With tomcat 8.xx and above, tomcat uses NIO2/APR as a connector by default which foregoes one thread for each incoming request model(BIO). It uses a common thread pool for accepting requests which then forwards the requests for processing threads if available. Also when the request is handed over to processing threads, the acceptor thread is free to process newer requests.

The key which configures this value is maxConnections. From Tomcat 8.5 Reference,

The maximum number of connections that the server will accept and process at any given time. When this number has been reached, the server will accept, but not process, one further connection. This additional connection be blocked until the number of connections being processed falls below maxConnections at which point the server will start accepting and processing new connections again. Note that once the limit has been reached, the operating system may still accept connections based on the acceptCount setting. The default value varies by connector type. For NIO and NIO2 the default is 10000. For APR/native, the default is 8192.

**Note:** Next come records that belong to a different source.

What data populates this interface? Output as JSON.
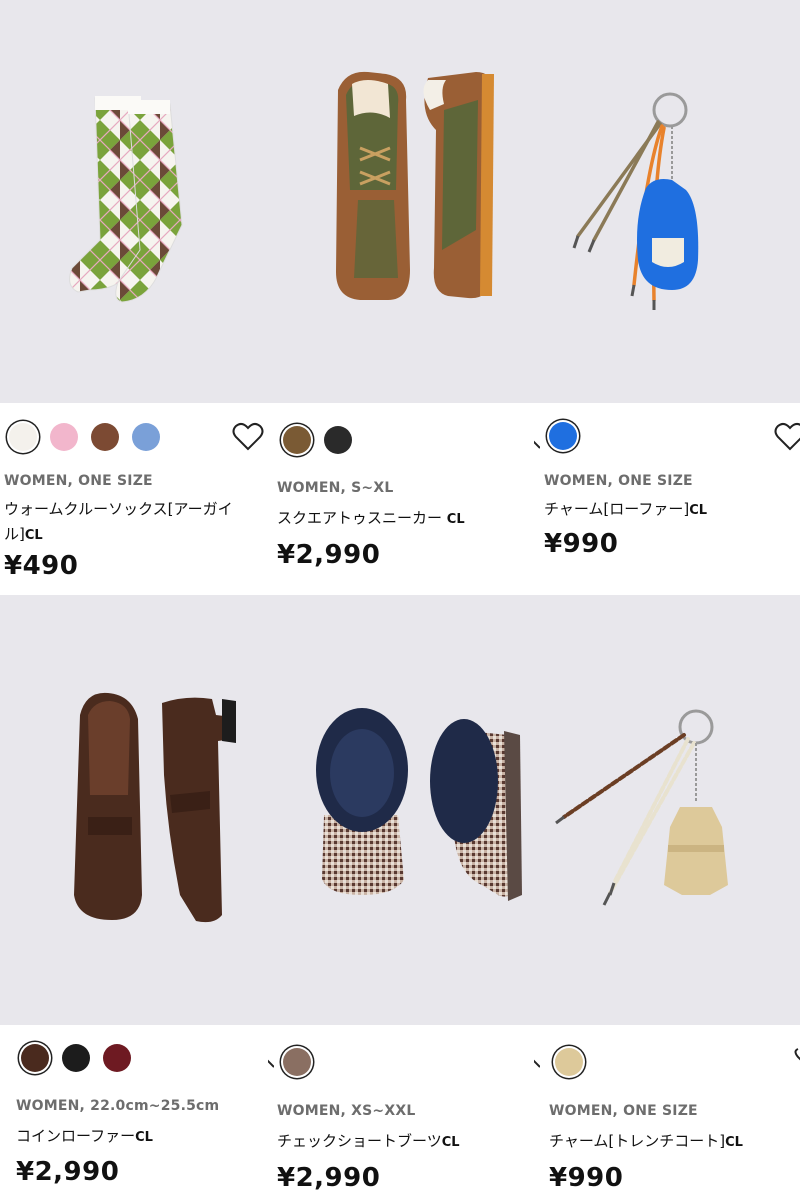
{
  "products": [
    {
      "meta": "WOMEN, ONE SIZE",
      "name": "ウォームクルーソックス[アーガイル]",
      "name_tag": "CL",
      "price": "¥490",
      "swatches": [
        "#f4f1ec",
        "#f2b6cc",
        "#7c4a33",
        "#7aa0d8"
      ],
      "swatch_selected": 0,
      "image": "argyle-socks-image"
    },
    {
      "meta": "WOMEN, S~XL",
      "name": "スクエアトゥスニーカー",
      "name_tag": "CL",
      "price": "¥2,990",
      "swatches": [
        "#7a5a34",
        "#2a2a2a"
      ],
      "swatch_selected": 0,
      "image": "square-toe-sneaker-image"
    },
    {
      "meta": "WOMEN, ONE SIZE",
      "name": "チャーム[ローファー]",
      "name_tag": "CL",
      "price": "¥990",
      "swatches": [
        "#1f6fe0"
      ],
      "swatch_selected": 0,
      "image": "loafer-charm-image"
    },
    {
      "meta": "WOMEN, 22.0cm~25.5cm",
      "name": "コインローファー",
      "name_tag": "CL",
      "price": "¥2,990",
      "swatches": [
        "#4a2a1e",
        "#1c1c1c",
        "#6e1a22"
      ],
      "swatch_selected": 0,
      "image": "coin-loafer-image"
    },
    {
      "meta": "WOMEN, XS~XXL",
      "name": "チェックショートブーツ",
      "name_tag": "CL",
      "price": "¥2,990",
      "swatches": [
        "#8a6f62"
      ],
      "swatch_selected": 0,
      "image": "check-short-boots-image"
    },
    {
      "meta": "WOMEN, ONE SIZE",
      "name": "チャーム[トレンチコート]",
      "name_tag": "CL",
      "price": "¥990",
      "swatches": [
        "#ddc99a"
      ],
      "swatch_selected": 0,
      "image": "trench-coat-charm-image"
    }
  ],
  "colors": {
    "image_bg": "#e8e7ec",
    "text": "#111111",
    "meta": "#6d6d6d"
  }
}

Though this looks good on paper, these changes can be counterproductive for application which are time-intensive by nature. Take for an example, a tomcat server application which parses a large file or process which indexes a file on request and consider each process takes on an average 30-60s. So to handle this load assume maxThreads is configured as 20.

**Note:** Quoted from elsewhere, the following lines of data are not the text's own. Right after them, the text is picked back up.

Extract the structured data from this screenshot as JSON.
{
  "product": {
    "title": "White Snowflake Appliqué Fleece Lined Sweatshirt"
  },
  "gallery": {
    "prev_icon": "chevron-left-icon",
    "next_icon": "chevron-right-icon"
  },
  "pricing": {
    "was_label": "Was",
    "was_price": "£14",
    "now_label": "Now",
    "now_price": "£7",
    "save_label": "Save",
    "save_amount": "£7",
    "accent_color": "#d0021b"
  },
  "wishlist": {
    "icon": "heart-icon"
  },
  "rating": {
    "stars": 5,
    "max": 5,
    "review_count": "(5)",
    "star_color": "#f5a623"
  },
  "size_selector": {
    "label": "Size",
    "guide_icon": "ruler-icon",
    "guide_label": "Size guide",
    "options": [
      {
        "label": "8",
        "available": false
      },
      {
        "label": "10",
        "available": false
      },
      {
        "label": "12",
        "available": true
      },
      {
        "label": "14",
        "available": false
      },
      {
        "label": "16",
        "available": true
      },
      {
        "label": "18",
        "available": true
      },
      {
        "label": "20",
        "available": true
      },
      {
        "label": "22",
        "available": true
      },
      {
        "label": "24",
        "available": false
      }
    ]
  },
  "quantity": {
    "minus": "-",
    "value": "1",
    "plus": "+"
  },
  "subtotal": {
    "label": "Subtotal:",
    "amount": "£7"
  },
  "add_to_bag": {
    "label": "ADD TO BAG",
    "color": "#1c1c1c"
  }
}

A sudden spike in incoming requests can fill the acceptor queue and the server is now unavailable to accept new requests for ((10000/20) * 60 = 30000 seconds or 3.1 hours!!!!). Things become worse if the client read times out after as the server will be processing requests which is no longer required. The easiest way to handle this situation is to restart the tomcat process if the port fails to reply to a health check request for some configured time(5 min). But this will result in loss of all the request data which reached the server and also will result in unwanted downtime of the service.

Therefore, tuning the tomcat config is required for efficient use of servers. Always start with a low value and increase it so that you can see the trend in the increase in resource used, time taken for processing etc.

In the above example, you can start with maxConnections same as that of maxThreads and increase if the client doesn't read time out often.

Another parameter which handles incoming queue is acceptQueue,

The maximum queue length for incoming connection requests when all possible request processing threads are in use. Any requests received when the queue is full will be refused. The default value is 100.

Similar to maxConnections, acceptQueue requests too get processed irrespective of client alive status. Start with less value like 10 or so and increase it with the requirement.

But remember this, increasing the maxConnections and acceptQueue to accept all the incoming requests will do more harm than good as the client could close the connection by the time the request in the queue get's processed.

Once incoming queue gets full, connectTimeOut error will occur in client end and if there are more number of such errors, it is an indication to scale the server horizontally.